**Task goal**
Scan the listing for "Sphere" and copy out each line that has it.

++++++++++++++++++++

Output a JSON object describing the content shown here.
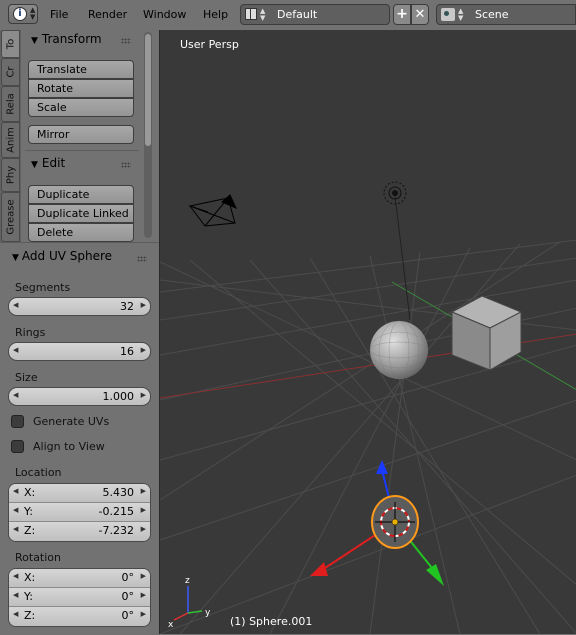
{
  "menubar": {
    "items": [
      "File",
      "Render",
      "Window",
      "Help"
    ],
    "layout": "Default",
    "scene": "Scene"
  },
  "tabs": [
    "To",
    "Cr",
    "Rela",
    "Anim",
    "Phy",
    "Grease"
  ],
  "tool_shelf": {
    "transform": {
      "title": "Transform",
      "buttons": [
        "Translate",
        "Rotate",
        "Scale"
      ],
      "mirror": "Mirror"
    },
    "edit": {
      "title": "Edit",
      "buttons": [
        "Duplicate",
        "Duplicate Linked",
        "Delete"
      ]
    }
  },
  "operator": {
    "title": "Add UV Sphere",
    "segments": {
      "label": "Segments",
      "value": "32"
    },
    "rings": {
      "label": "Rings",
      "value": "16"
    },
    "size": {
      "label": "Size",
      "value": "1.000"
    },
    "generate_uvs": "Generate UVs",
    "align_to_view": "Align to View",
    "location": {
      "label": "Location",
      "x": "5.430",
      "y": "-0.215",
      "z": "-7.232"
    },
    "rotation": {
      "label": "Rotation",
      "x": "0°",
      "y": "0°",
      "z": "0°"
    },
    "axis_labels": {
      "x": "X:",
      "y": "Y:",
      "z": "Z:"
    }
  },
  "viewport": {
    "view_label": "User Persp",
    "status": "(1) Sphere.001",
    "axis_x": "x",
    "axis_y": "y",
    "axis_z": "z"
  },
  "colors": {
    "panel": "#727272",
    "viewport": "#393939",
    "selected_outline": "#ff9a1a"
  }
}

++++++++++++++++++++

**Response**
    "title": "Add UV Sphere",
    "status": "(1) Sphere.001",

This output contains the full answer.